Issue 20 of Notes (on worship and sacrifice) follows on closely from issue 19 (on simulation and brutality). The ‘worship’ component of the theme is most strongly represented in ‘Orbit’ by Savannah Adeniyan, a playful piece of prose which incorporates images of worship and idolation in its vivid descriptions of a performer and her fan.
Whilst issue 19 features several deaths, the current issue features several funerals: in ‘The Anna Principle’ by Mathilde Sergent, the formal grief of the funeral setting is contrasted with the frivolous lives of the characters – producing some uncomfortable dialogue in the process. ‘The Ledge’ by Isobel Pytka references two quite different kinds of death; the mercy killing and the drunken accident. These events are placed in a context of mundane details which make the deaths seem almost trivial.
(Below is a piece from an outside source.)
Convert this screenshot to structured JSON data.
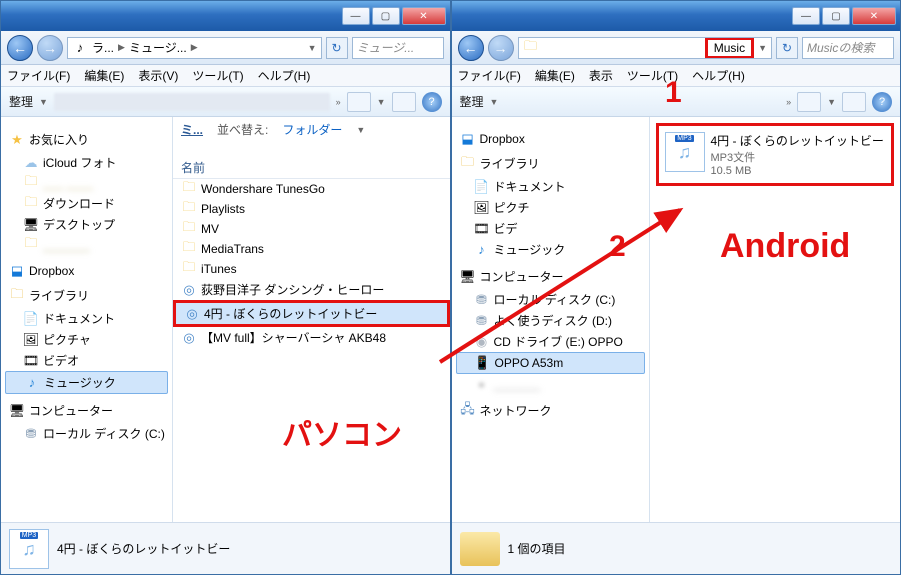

As well as the thematic link, the two issues are connected directly though Sarah Caulfield’s two-part serialised story ‘Not a Victory March’. Sarah continues the narratives of her characters from the three defining wars of the last century, and ends each narrative on a tone of vague hope, which is symbolised by artwork connected in some way to the conflicts.
This is also the first issue of Notes to be published with full colour on the cover: Arthur Thompson’s photograph draws you in with the cold blues framed by the window in a room full of warm colours. This contrast, the disjointed angles of the window and radiator, the sloping shoulders against the sharp lines of the room, make the photograph much more compelling that the its subject matter alone.
Despite the heavy topics that the theme alludes to, Notes 20 is a varied read with more light than dark in its pages. We’d like to thank all of this week’s contributors and hope that the work in this issue will inspire future contributions.
The Notes Team